January 2013


The Tenant

Before being referred to Real Lettings by the council, Joanna was struggling to find a place to live with her two-year-old daughter. Joanna works full time as a cleaner in the City and was staying with friends whilst trying to find a private rented flat.

Joanna went to see a flat through an agency, paid a holding fee, and moved out of her friend’s place ready to move in. But she didn’t fully understand the system and moved out of her friend’s house before she had signed a tenancy agreement or paid a full deposit. When she failed the credit checks run by the agency (because she didn’t have a permanent address and would be claiming some element of Housing Benefit in addition to her wages) the process fell apart. She lost her holding fee and her friend said she was unable to move back in as there wasn’t space for a long term stay. Joanna’s council moved her into bed & breakfast. Every day she and her daughter had to get up at dawn and travel across London so her daughter could be looked after while she worked.

Joanna and her daughter were referred to Real Lettings by the council in June last year.
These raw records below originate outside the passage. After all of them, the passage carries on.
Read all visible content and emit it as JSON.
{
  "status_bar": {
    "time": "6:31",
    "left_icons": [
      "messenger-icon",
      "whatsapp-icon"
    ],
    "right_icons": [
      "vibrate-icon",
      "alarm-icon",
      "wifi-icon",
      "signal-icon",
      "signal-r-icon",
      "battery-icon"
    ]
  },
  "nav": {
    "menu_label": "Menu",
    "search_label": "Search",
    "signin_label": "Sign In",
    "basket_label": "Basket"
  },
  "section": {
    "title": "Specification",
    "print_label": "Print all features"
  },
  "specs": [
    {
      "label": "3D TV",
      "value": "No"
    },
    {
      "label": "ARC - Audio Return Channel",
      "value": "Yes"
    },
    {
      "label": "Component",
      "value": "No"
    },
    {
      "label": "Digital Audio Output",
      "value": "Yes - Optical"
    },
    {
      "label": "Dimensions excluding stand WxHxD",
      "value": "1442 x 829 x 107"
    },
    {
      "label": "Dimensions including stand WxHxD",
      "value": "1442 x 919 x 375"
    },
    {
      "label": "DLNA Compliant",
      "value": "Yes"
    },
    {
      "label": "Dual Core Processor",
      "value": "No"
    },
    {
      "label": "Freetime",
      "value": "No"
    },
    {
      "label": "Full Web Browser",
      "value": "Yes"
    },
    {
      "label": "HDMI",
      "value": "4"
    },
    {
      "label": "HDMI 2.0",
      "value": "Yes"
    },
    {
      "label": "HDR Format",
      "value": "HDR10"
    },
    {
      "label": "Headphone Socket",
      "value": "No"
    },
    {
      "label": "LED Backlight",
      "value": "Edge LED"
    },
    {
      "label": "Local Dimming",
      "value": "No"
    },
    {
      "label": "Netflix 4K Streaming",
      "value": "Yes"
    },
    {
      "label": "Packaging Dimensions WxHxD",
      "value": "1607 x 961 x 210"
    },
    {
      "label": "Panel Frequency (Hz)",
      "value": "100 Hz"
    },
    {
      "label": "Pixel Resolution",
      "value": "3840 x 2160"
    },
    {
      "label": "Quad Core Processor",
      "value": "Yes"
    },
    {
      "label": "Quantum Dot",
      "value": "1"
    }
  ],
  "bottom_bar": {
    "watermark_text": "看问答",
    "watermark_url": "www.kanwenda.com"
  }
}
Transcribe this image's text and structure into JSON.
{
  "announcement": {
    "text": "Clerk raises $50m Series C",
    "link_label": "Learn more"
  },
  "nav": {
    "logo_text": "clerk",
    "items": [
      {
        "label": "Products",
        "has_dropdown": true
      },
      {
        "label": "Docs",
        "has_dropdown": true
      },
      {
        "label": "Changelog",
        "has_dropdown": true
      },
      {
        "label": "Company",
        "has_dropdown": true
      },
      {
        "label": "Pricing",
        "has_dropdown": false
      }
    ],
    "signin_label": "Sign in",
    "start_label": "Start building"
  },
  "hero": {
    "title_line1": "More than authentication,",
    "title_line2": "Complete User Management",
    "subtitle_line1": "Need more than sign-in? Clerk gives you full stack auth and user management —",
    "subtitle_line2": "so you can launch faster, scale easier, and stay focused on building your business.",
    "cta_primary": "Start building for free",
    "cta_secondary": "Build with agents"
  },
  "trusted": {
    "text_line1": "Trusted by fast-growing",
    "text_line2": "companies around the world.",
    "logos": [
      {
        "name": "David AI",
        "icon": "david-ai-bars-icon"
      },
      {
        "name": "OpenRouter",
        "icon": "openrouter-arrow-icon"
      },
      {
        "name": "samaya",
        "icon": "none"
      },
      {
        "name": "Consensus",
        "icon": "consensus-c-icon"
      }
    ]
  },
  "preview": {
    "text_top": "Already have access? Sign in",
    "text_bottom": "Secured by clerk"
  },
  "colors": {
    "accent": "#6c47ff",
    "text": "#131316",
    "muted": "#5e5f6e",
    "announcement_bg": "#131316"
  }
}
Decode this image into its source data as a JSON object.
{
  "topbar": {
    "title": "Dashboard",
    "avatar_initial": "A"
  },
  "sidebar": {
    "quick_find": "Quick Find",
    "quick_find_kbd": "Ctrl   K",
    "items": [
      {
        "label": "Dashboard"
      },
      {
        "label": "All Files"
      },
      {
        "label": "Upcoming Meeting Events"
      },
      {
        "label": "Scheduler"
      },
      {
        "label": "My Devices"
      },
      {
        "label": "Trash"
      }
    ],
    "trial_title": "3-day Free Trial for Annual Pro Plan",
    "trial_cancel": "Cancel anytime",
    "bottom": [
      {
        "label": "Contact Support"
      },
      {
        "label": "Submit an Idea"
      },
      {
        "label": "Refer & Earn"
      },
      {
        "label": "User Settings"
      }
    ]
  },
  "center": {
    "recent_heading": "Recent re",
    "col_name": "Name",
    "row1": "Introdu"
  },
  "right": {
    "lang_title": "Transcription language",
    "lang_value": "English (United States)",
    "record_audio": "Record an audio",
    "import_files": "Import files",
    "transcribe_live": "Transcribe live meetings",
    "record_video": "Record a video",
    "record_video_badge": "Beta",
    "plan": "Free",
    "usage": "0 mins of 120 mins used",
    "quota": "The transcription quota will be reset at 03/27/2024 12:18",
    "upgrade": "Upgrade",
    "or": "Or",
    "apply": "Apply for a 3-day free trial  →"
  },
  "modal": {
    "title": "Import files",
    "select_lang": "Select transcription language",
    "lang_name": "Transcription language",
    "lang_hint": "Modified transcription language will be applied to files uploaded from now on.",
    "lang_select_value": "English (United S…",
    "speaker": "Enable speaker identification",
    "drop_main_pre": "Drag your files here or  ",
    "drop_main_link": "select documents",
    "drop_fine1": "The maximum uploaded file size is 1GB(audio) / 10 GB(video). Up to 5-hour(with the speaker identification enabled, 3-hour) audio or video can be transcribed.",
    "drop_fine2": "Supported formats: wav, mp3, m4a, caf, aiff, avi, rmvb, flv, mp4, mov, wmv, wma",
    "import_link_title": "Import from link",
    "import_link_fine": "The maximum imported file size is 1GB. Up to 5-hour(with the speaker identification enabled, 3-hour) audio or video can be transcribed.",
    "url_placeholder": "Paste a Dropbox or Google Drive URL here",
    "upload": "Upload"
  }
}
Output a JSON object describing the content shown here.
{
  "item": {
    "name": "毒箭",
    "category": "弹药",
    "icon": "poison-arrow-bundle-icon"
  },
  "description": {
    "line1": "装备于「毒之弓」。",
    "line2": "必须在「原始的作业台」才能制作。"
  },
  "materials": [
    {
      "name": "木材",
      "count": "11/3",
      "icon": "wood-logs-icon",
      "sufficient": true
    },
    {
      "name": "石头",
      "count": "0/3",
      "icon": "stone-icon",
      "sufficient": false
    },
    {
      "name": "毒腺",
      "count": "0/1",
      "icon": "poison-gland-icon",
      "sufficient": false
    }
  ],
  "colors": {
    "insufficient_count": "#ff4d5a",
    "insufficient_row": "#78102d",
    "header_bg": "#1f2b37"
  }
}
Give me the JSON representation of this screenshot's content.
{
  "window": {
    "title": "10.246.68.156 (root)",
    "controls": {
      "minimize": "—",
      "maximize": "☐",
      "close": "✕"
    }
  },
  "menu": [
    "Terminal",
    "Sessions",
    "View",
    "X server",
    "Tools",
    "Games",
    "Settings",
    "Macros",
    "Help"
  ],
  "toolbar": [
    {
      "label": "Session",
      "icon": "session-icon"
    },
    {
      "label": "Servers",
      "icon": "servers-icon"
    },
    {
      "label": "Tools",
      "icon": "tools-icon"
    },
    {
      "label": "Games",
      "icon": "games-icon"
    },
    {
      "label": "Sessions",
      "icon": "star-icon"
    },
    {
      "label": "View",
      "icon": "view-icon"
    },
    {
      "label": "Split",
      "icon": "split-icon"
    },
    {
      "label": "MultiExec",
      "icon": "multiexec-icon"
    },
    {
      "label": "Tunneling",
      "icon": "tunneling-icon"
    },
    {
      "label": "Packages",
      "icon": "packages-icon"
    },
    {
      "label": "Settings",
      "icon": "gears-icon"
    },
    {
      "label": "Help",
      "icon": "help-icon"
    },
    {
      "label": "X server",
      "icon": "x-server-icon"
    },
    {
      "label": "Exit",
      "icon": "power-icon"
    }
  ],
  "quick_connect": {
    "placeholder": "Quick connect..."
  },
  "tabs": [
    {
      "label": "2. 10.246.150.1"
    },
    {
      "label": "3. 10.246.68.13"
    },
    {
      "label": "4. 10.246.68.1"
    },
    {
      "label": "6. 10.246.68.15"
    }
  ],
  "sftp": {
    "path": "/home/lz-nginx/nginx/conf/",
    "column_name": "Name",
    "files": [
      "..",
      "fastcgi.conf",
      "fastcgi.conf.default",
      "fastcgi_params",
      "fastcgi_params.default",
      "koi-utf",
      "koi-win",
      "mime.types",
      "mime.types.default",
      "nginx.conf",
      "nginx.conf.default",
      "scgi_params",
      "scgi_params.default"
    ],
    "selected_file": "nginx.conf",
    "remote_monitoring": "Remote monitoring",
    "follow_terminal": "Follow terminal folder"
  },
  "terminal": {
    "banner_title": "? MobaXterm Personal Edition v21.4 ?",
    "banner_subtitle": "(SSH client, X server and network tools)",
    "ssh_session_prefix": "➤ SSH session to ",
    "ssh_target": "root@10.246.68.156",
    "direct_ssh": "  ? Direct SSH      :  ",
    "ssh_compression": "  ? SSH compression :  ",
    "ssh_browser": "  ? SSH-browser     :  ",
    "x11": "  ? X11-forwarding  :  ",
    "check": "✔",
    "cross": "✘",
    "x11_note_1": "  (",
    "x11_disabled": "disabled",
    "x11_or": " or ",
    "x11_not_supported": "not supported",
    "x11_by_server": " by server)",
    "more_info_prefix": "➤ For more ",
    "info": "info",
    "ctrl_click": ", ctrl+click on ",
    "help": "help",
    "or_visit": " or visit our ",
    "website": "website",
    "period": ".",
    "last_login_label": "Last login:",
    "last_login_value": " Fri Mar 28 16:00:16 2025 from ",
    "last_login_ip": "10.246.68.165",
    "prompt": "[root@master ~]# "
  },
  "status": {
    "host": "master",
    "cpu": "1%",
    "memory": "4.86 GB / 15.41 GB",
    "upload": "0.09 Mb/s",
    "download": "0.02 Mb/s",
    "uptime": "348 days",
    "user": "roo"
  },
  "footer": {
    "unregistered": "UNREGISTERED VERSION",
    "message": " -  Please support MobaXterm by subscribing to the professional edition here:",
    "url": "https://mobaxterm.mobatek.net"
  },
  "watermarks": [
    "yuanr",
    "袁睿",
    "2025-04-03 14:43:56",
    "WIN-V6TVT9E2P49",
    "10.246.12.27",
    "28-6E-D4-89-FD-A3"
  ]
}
By the end of September, Joanna was living in the ground floor flat Real Lettings offered her. Joanna is delighted with the extra space and the fact that her daughter finally has her own bedroom. There’s a small outside space and local parks and shops are a 10 minute walk away.

Now that she has a settled base, Joanna has been able to place her daughter in childcare closer to work, so their life has become a bit easier. Joanna is looking forward to making this flat her home.

The Landlord

Mohamed found out about Real Lettings after approaching his local council. Mohamed was looking for a way to let his property on a long-term basis and get a guaranteed rent. He was advised to approach Real Lettings.

After his initial contact, Real Lettings quickly arranged for Mohamed’s property to be visited by a negotiator who advised him on a few minor maintenance works. Within a few weeks the property was ready, contracts were signed and 14 days later Mohammed started receiving his rent.

Mohamed said:

“I have been with Real Lettings for a couple of years now and everything has run smoothly to date. I’ve been really pleased with the team’s professional service and would certainly recommend them to other landlords.”

1 From 2006 to the end of 2010/11

2 FOR-HOME: Moves to Independent Living – by Crane, Warnes and Coward 2011

Prepared 16th July 2013